There are various species of tapeworms that infect dogs, and this can occur in different ways, such as transmission from fleas, or by ingesting infected raw meat or offal, depending on the particular species of tapeworm involved. Tapeworms in the intestine can cause symptoms varying from unthriftiness and malaise, to colic and mild diarrhoea, depending on the degree of infection, and the age and condition of the affected dog. Transmission to humans of certain species of tapeworm usually occurs via accidental ingestion of the eggs present in dog faeces and can have serious repercussions. Preventive medication including regular worming and effective flea control, as well as avoiding feeding your dog raw meat or offal, will significantly reduce the chance of canine and human infections.
The only way a dog can contract whipworms is by ingesting the eggs. When a dog walks on ground infected by eggs, they are picked up on the paws and travel into the mouth when they lick their paws or any contaminated toys or food bowls. Whipworm eggs can survive extreme exterior conditions for months and even years. Within one to three months after the eggs are swallowed they hatch in the dog’s intestine, attach to the wall and begin to suck blood and lay eggs. In dogs, whipworm can cause diarrhoea, weight loss and in some cases, anaemia. Whipworm infection in humans is extremely rare.
Be safe, not sorry
Children are more prone to contracting zoonotic parasites, as they tend to kiss and play more readily with pets. Parasite larvae are shed in the pet’s faeces and may contaminate soil and sand.

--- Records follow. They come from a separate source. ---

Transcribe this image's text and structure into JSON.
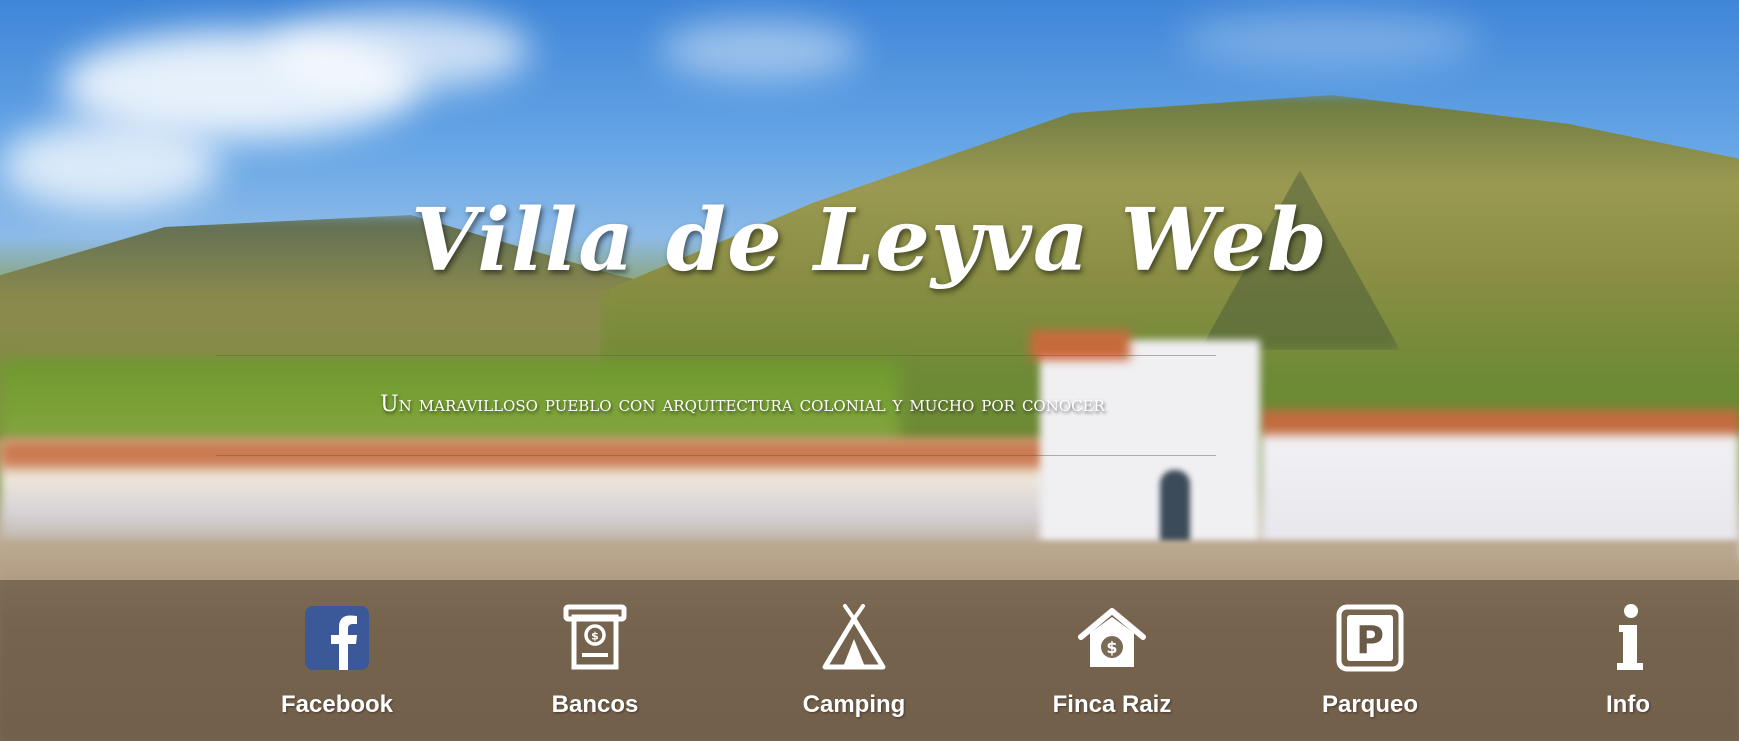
{
  "hero": {
    "title": "Villa de Leyva Web",
    "subtitle": "Un maravilloso pueblo con arquitectura colonial y mucho por conocer"
  },
  "nav": {
    "items": [
      {
        "label": "Facebook",
        "icon": "facebook-icon"
      },
      {
        "label": "Bancos",
        "icon": "atm-icon"
      },
      {
        "label": "Camping",
        "icon": "tent-icon"
      },
      {
        "label": "Finca Raiz",
        "icon": "house-dollar-icon"
      },
      {
        "label": "Parqueo",
        "icon": "parking-icon"
      },
      {
        "label": "Info",
        "icon": "info-icon"
      }
    ]
  },
  "colors": {
    "facebook_blue": "#3b5998",
    "nav_bar": "#50413299",
    "text": "#ffffff"
  }
}
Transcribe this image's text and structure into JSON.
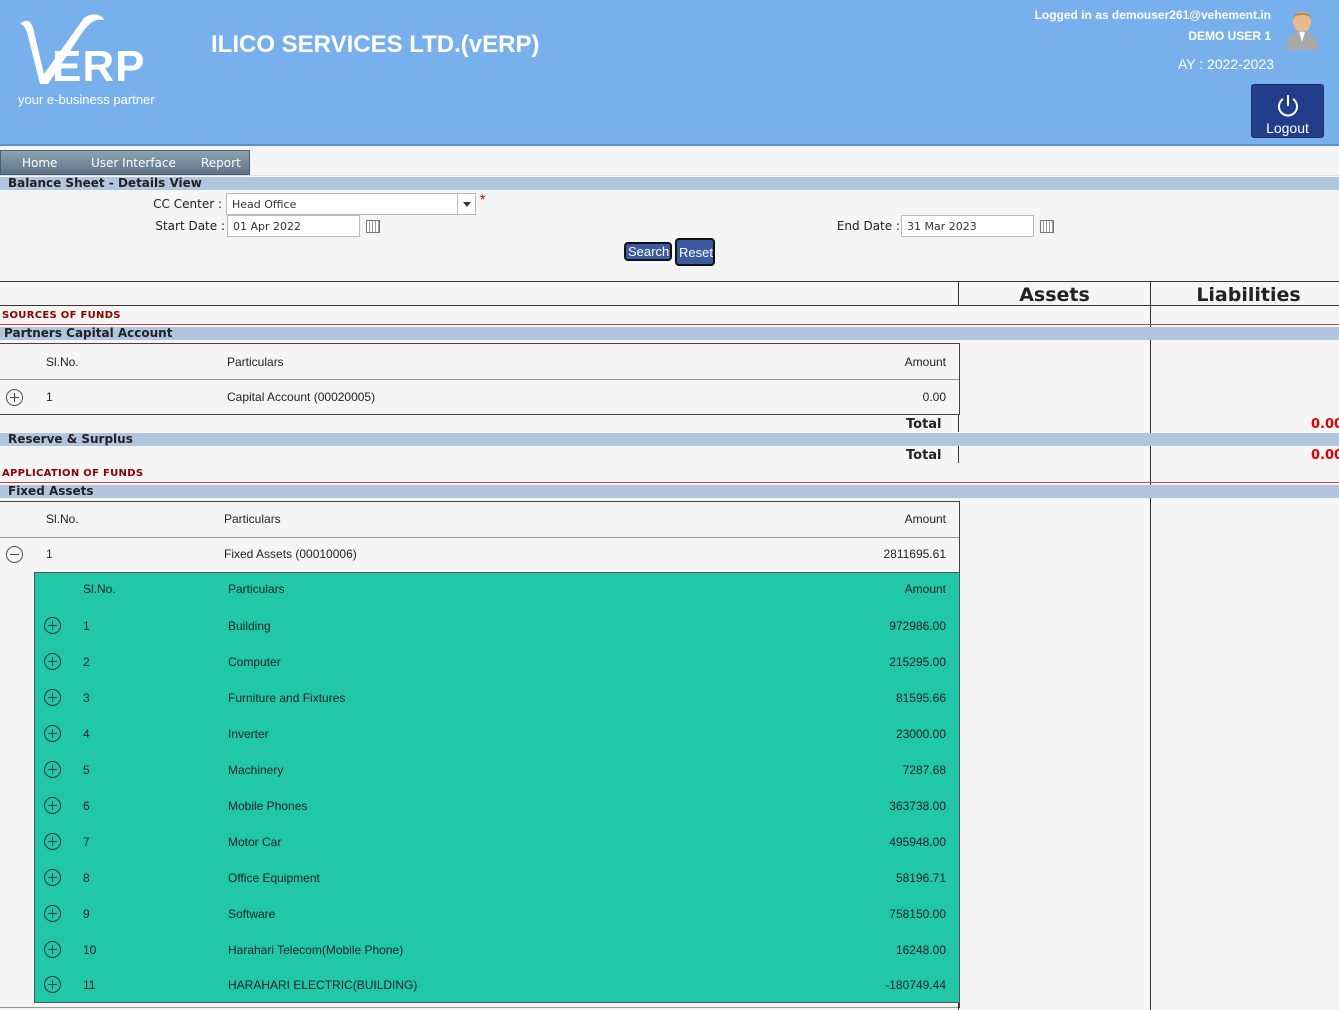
{
  "header": {
    "logo_text": "ERP",
    "logo_tagline": "your e-business partner",
    "app_title": "ILICO SERVICES LTD.(vERP)",
    "logged_in": "Logged in as demouser261@vehement.in",
    "user_name": "DEMO USER 1",
    "ay": "AY : 2022-2023",
    "logout_label": "Logout"
  },
  "menu": {
    "home": "Home",
    "ui": "User Interface",
    "report": "Report"
  },
  "page_title": "Balance Sheet - Details View",
  "filters": {
    "cc_label": "CC Center :",
    "cc_value": "Head Office",
    "start_label": "Start Date :",
    "start_value": "01 Apr 2022",
    "end_label": "End Date :",
    "end_value": "31 Mar 2023",
    "search": "Search",
    "reset": "Reset"
  },
  "columns": {
    "assets": "Assets",
    "liabilities": "Liabilities"
  },
  "sources": {
    "title": "SOURCES OF FUNDS",
    "partners": {
      "title": "Partners Capital Account",
      "headers": {
        "slno": "Sl.No.",
        "particulars": "Particulars",
        "amount": "Amount"
      },
      "row": {
        "slno": "1",
        "particulars": "Capital Account (00020005)",
        "amount": "0.00"
      },
      "total_label": "Total",
      "total_value": "0.00"
    },
    "reserve": {
      "title": "Reserve & Surplus",
      "total_label": "Total",
      "total_value": "0.00"
    }
  },
  "application": {
    "title": "APPLICATION OF FUNDS",
    "fixed": {
      "title": "Fixed Assets",
      "headers": {
        "slno": "Sl.No.",
        "particulars": "Particulars",
        "amount": "Amount"
      },
      "row": {
        "slno": "1",
        "particulars": "Fixed Assets (00010006)",
        "amount": "2811695.61"
      },
      "sub_headers": {
        "slno": "Sl.No.",
        "particulars": "Particulars",
        "amount": "Amount"
      },
      "items": [
        {
          "slno": "1",
          "particulars": "Building",
          "amount": "972986.00"
        },
        {
          "slno": "2",
          "particulars": "Computer",
          "amount": "215295.00"
        },
        {
          "slno": "3",
          "particulars": "Furniture and Fixtures",
          "amount": "81595.66"
        },
        {
          "slno": "4",
          "particulars": "Inverter",
          "amount": "23000.00"
        },
        {
          "slno": "5",
          "particulars": "Machinery",
          "amount": "7287.68"
        },
        {
          "slno": "6",
          "particulars": "Mobile Phones",
          "amount": "363738.00"
        },
        {
          "slno": "7",
          "particulars": "Motor Car",
          "amount": "495948.00"
        },
        {
          "slno": "8",
          "particulars": "Office Equipment",
          "amount": "58196.71"
        },
        {
          "slno": "9",
          "particulars": "Software",
          "amount": "758150.00"
        },
        {
          "slno": "10",
          "particulars": "Harahari Telecom(Mobile Phone)",
          "amount": "16248.00"
        },
        {
          "slno": "11",
          "particulars": "HARAHARI ELECTRIC(BUILDING)",
          "amount": "-180749.44"
        }
      ]
    }
  }
}
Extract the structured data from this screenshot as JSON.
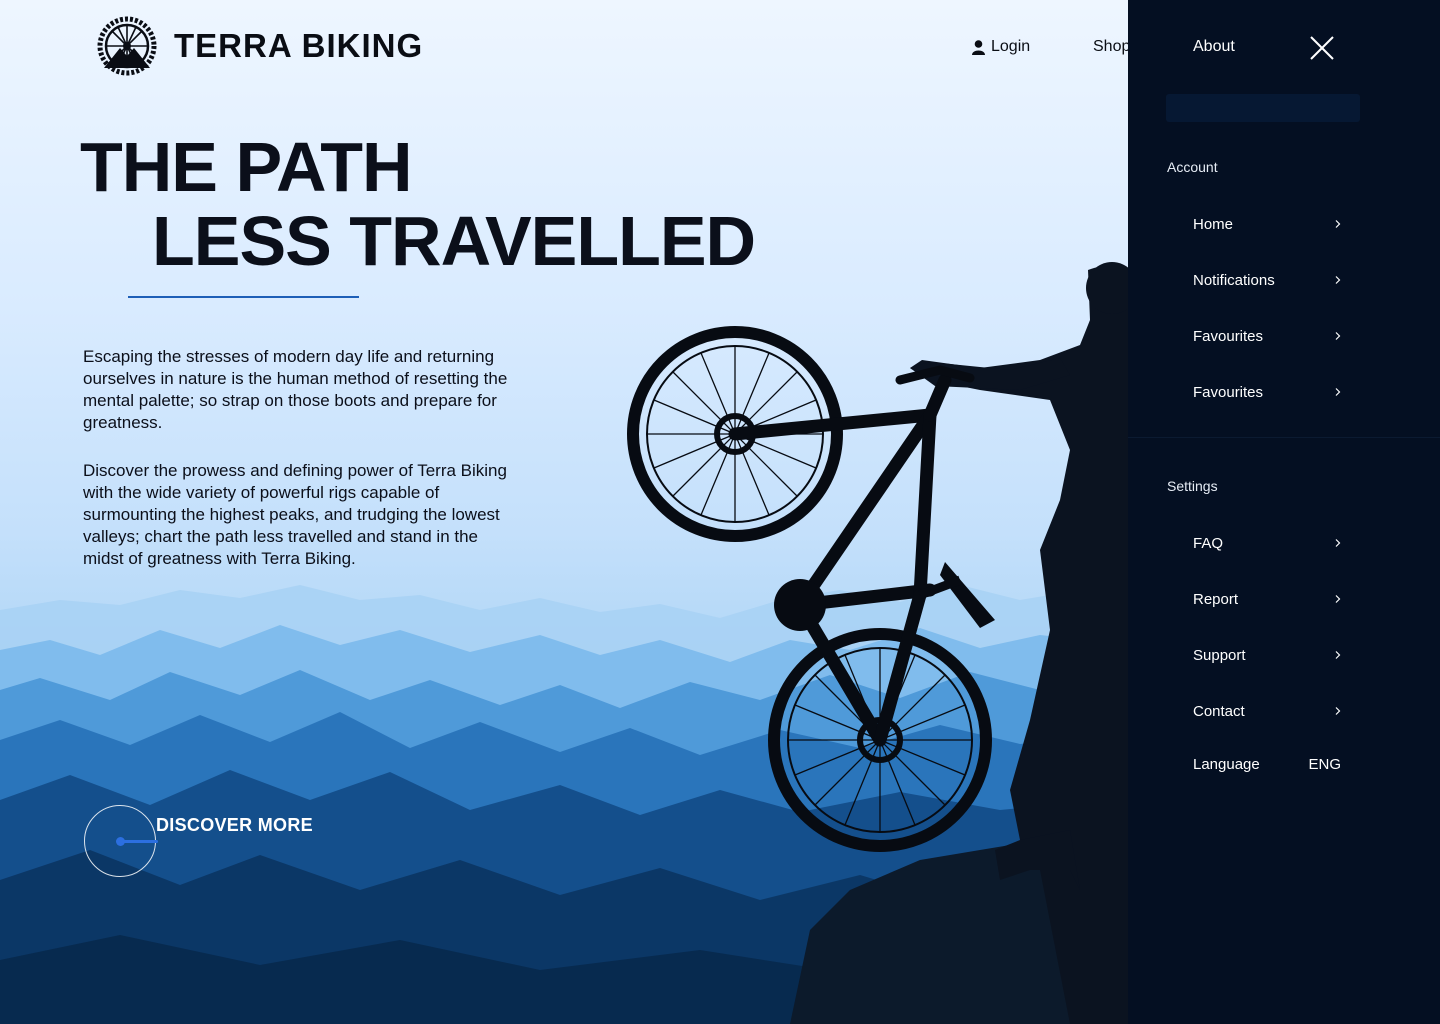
{
  "brand": {
    "name": "TERRA BIKING"
  },
  "top_nav": {
    "login": "Login",
    "shop": "Shop",
    "about": "About"
  },
  "hero": {
    "headline_line1": "THE PATH",
    "headline_line2": "LESS TRAVELLED",
    "paragraph1": "Escaping the stresses of modern day life and returning ourselves in nature is the human method of resetting the mental palette; so strap on those boots and prepare for greatness.",
    "paragraph2": "Discover the prowess and defining power of Terra Biking with the wide variety of powerful rigs capable of surmounting the highest peaks, and trudging the lowest valleys; chart the path less travelled and stand in the midst of greatness with Terra Biking.",
    "cta": "DISCOVER MORE"
  },
  "drawer": {
    "search_placeholder": "",
    "account_label": "Account",
    "account_items": [
      {
        "label": "Home"
      },
      {
        "label": "Notifications"
      },
      {
        "label": "Favourites"
      },
      {
        "label": "Favourites"
      }
    ],
    "settings_label": "Settings",
    "settings_items": [
      {
        "label": "FAQ"
      },
      {
        "label": "Report"
      },
      {
        "label": "Support"
      },
      {
        "label": "Contact"
      }
    ],
    "language_label": "Language",
    "language_value": "ENG"
  },
  "colors": {
    "accent": "#1e5fb7",
    "drawer_bg": "#040f22",
    "text_dark": "#0b0f1a"
  },
  "icons": [
    "user-icon",
    "close-icon",
    "search-icon",
    "chevron-right-icon",
    "bike-wheel-logo-icon"
  ]
}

When children play in the contaminated areas and place their fingers in their mouths this allows the eggs to be ingested, causing infection. Hookworm larvae are capable of infecting a host through penetration of the skin. Be sure to pick up faeces promptly and avoid eating while playing with your pet. Frequent hand washing, as well as good general hygiene for people and dogs, is recommended. Routine check ups by your veterinarian – including a diagnostic test for worms and heartworm – as well as a physical exam along with medical prevention, will not only keep your dog healthy but will reduce any risk to you and your family.
References: American Animal Hospital Association-Illness and Disease, American Heartworm Association-Canine Heartworm